PON standardization organization IEEE, ITU-T/FSAN made researches on EPON and GPON technology and released relative standards respectively.

Figure 4 is showing both EPON and GPON access network solutions.

 

 

AON vs. PON

Each system has its own virtual points and shortcomings. As for AON subscribers, the bandwidth in each port is dedicated to each individual without sharing of it. Thus, higher bandwidth per port is possible through AON compared with PON. In addition, because of its dedication to specific individual, it is easier to detect fiber faults or problems in AON. However, an AON system requires active equipment to manage signal transmission, which means power supply and potentially higher costs.

  • FTTB (Fiber to the Building)

In a FTTB (fiber to the building) deployment, optical cabling terminates at the buildings. Unlike FTTH which runs the fiber inside the subscriber’s apartment unit, FTTB only reaches the apartment building’s electrical room. The signal is conveyed to the final distance using any non-optical means, including twisted pair, coaxial cable, wireless, or power line communication. FTTB applies the dedicated access, thus the client can conveniently enjoy the 24-hour high speed Internet by installing a network card on the computer.

 

  • FTTC (Fiber to the Curb)

In a FTTC (fiber to the curb) deployment, optical cabling usually terminates within 300 yards of the customer premises.
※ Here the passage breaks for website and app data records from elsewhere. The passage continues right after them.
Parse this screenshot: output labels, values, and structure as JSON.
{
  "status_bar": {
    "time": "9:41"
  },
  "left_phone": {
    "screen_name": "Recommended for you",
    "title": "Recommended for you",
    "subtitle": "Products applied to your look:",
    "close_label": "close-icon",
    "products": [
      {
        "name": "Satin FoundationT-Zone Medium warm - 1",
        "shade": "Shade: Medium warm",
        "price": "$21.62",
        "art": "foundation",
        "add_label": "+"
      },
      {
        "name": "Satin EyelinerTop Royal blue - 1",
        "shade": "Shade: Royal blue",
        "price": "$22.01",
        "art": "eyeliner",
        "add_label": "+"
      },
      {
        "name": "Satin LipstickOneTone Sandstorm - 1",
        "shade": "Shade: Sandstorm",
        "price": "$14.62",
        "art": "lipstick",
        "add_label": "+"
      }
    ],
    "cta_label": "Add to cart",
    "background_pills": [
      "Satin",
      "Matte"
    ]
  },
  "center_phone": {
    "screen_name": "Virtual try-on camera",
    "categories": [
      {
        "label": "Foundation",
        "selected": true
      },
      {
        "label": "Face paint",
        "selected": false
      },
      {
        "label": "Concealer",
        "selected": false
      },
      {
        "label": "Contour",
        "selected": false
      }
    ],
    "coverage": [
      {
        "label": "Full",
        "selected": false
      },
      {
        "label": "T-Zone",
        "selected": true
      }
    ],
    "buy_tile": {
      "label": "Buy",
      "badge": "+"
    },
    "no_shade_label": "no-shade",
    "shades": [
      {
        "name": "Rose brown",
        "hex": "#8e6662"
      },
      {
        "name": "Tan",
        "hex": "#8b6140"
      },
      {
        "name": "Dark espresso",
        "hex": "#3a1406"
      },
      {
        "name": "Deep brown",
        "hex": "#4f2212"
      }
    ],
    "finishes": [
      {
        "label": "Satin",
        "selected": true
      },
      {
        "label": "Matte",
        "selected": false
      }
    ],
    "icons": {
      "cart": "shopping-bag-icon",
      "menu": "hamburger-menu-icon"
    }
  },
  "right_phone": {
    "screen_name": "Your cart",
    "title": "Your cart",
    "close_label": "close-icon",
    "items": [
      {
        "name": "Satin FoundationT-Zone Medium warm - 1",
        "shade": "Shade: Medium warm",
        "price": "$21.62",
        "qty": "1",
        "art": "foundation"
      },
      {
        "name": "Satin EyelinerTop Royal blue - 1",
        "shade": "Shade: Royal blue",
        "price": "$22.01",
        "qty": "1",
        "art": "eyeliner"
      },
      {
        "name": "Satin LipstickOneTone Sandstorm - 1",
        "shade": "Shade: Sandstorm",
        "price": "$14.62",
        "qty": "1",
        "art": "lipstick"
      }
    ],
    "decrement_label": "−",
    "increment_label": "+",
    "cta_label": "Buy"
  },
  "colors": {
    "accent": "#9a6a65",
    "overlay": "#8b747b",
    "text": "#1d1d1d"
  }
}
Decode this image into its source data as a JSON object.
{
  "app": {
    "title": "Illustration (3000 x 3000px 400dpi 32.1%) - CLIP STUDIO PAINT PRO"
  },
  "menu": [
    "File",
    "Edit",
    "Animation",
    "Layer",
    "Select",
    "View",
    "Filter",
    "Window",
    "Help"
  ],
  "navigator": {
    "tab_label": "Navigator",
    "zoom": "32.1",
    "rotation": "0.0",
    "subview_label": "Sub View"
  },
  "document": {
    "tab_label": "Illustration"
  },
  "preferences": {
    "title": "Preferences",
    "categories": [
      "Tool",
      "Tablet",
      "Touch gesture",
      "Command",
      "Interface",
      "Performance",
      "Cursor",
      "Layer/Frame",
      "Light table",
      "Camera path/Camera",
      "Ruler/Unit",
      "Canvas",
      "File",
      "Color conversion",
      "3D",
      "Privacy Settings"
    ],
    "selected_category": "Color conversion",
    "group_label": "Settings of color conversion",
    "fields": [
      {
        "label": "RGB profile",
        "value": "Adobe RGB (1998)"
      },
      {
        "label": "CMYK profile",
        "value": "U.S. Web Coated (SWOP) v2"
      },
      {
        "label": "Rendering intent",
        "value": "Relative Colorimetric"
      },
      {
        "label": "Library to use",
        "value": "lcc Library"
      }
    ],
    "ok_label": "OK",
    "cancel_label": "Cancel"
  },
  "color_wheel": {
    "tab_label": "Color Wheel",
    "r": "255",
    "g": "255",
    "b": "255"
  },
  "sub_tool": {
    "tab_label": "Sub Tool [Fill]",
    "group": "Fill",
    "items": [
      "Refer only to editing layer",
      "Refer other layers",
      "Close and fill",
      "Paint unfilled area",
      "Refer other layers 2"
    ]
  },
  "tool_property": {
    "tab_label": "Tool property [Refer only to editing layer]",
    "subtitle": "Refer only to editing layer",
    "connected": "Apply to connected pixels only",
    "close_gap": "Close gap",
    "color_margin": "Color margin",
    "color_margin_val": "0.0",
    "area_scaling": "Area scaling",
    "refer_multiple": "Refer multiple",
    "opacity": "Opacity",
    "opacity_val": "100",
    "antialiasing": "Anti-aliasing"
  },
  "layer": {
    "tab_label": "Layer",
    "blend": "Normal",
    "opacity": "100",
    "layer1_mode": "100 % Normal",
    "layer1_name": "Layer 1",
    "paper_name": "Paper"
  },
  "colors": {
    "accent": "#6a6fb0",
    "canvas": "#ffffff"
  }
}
Fiber cables are installed or utilized along the roadside from the central office to home or office. Using the FTTC technique, the last connection between the curb and home or office can use the coaxial cable. It replaces the old telephone service and enables the different communication services through a single line.

 

  • FTTN (Fiber to the Node)

In a FTTN (fiber to the node) deployment, the optical fiber terminates in a cabinet which may be as much as a few miles from the customer premises. And the final connection from street cabinet to customer premises usually uses copper. FTTN is often an interim step toward full FTTH and is typically used to deliver advanced triple-play telecommunications services.

 

FTTx Technologies Summarization

With its high bandwidth potential, FTTx has been closely coupled with triple play of voice, video and data services. And the world has now evolved beyond triple play to a converged multi-play services environment with a high bandwidth requirement. Applications like IPTV, VOIP, RF video, interactive online gaming, security, Internet web hosting, traditional Internet and even smart grid or smart home are widely used in FTTx network.

 

FTTx Hybrid Solutions

 

 

ALTADBIR provides FTTx hybrid solutions, which are new generations of active and passive fiber network product based on AON and PON system networks and meets relative national and international standards of GPON and EPON, and also meets the transmission requirement of high speed internet, voice and video services. The solutions not only can provide the last kilometer access with fiber for all kinds of network operators, but also can be applied on customer professional network for various industries like broadcast and television access network, video monitoring network, enterprise local area network, and servers in customer private network of different industries such as radio and television, transportation, energy sources, electric power, finance and government. Based on customer request, one or more FTTx technology can be deployed in the customers’ networks by ALTADBIR.